Can Flower Bouquets Actually Make You Healthier?
Experts explain the real effects of flowers on your mind and body.
Roses are red. Violets are blue. If you buy a bouquet, will it cure ailments, too?
Some flower companies attempt to attract new customers by touting the health benefits of bouquets (“They will quell your colds!” “The relaxation will be instant!”). It’s natural to wonder: Is a flower bouquet a nice décor treat or a secret ingredient for good health? Three experts — a doctor, a design pscyhologist, and an interior designer — weigh in on whether flowers actually have a positive effect on your health, mood, and overall wellness.
WHAT A DOCTOR SAYS: It depends on the flower.
“Some plants can really help us, while others can be a trigger for patients with lung disease such as asthma,” says Raj Dasgupta, MD, a pulmonary sleep doctor and professor at the Keck School of Medicine at University of Southern California.
Most plants, however, will help you breathe better, says Dr. Dasgupta. (It’s probably best to talk to your doctor about potential triggers or allergens if you do have any lung conditions, though.) On a cellular level, plants give the human body the oxygen it needs to create food, while humans exhale carbon dioxide—grub for plants. In case you’re rusty on 7th grade science, that healthy relationship is called symbiosis.
And it doesn’t take much, according to Dr. Dasgupta.
“Little things can go a long way,” he says. “Research has found that patients who have flowers and plants in their hospital rooms take less pain medication and have less anxiety.”
Plants can also reintroduce humidity into the air by releasing water, helping lubricate the nasal passages and the back of the throat.
“Lack of humidity creates an environment in your body that breeds infections,” says Dr. Dasgupta. “That’s why in the dry wintertime you see so many people getting the cold and flu. Water released naturally by plants will help with sore throats, dry skin, and heavy dry cough.”
WHAT A PSYCHOLOGIST SAYS: Bouquets can help you reach your goals.
“We have notions of time, and sometimes they can become distorted, especially if you live in a stable environment where seasons don’t change,” says Dak Kopec, PhD, a design and environmental psychologist. “Flowers help people measure time and track goals, whether they be fitness goals or career goals, because different flowers are in season at different times and act as a positive symbol of the passage of time.”

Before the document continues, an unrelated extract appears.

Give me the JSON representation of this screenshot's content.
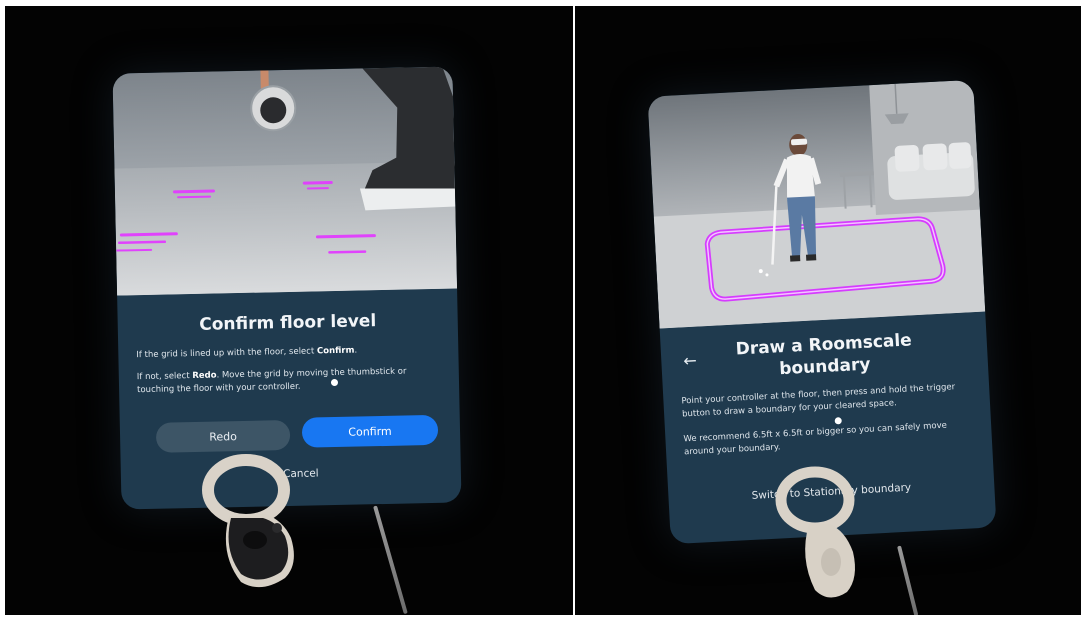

On a more primal level, flowers appeal to our two most important senses: sight and smell.
“Smell is one of the most primal of our senses, and sight is our primary sensation,” says Kopec. “Combining our primary sensation with our primal sensation evokes strong feelings, happiness, and brings about a lot of positive moods.”
While houseplants provide a constant presence of green that can lower stress levels, bouquets of flowers add a little extra boost of happiness, says Kopec.
“Green spaces will always make you feel less stress in the environment,” says Kopec. “But bouquets of flowers are associated with happy events, happy thoughts, and happy feelings. Bouquets and cut flowers have a stronger meaning attached to them and are going to promote stronger emotions.”
The best places for a bouquet of flowers? Opt for the kitchen and bathroom, the rooms with the most traffic in the house. Just don’t let them wither: Kopec says this can subconsciously signal you’ve let time escape you (not ideal for a chipper, motivated mood).
WHAT A DESIGNER SAYS: Foliage is an essential part of design that promotes healthy living.
For Sarah Barnard, LEED AP, an interior designer in Los Angeles, plants and flowers are a crucial part of room design.
“We definitely try to incorporate live plants into the design strategy from the very start of a project,” says Barnard. “Cut flowers can provide that visual, emotional, and mental connection with nature, which we all need for our mental health and happiness.”
In the design world, this is a concept called biophilic design—or design that reflects the human desire to connect with nature or other living organisms.
“It’s why people feel so happy when they look out the window and see green, the sea, or birds flying,” says Barnard. “When we think about an interior environment that’s pleasing, relaxing, stress-relieving, and promoting health and wellness, we’re really thinking about environments that are emulating nature.”
Barnard’s advice: Strategically place a bouquet where you’ll see it when you open your eyes in the morning. “If the first thing you see every morning is natural and beautiful, rather than, say, a turned-off television screen, it’s going to give you a more positive start to your day.”
Original post from Elle Decor
Publication date: May-16-2016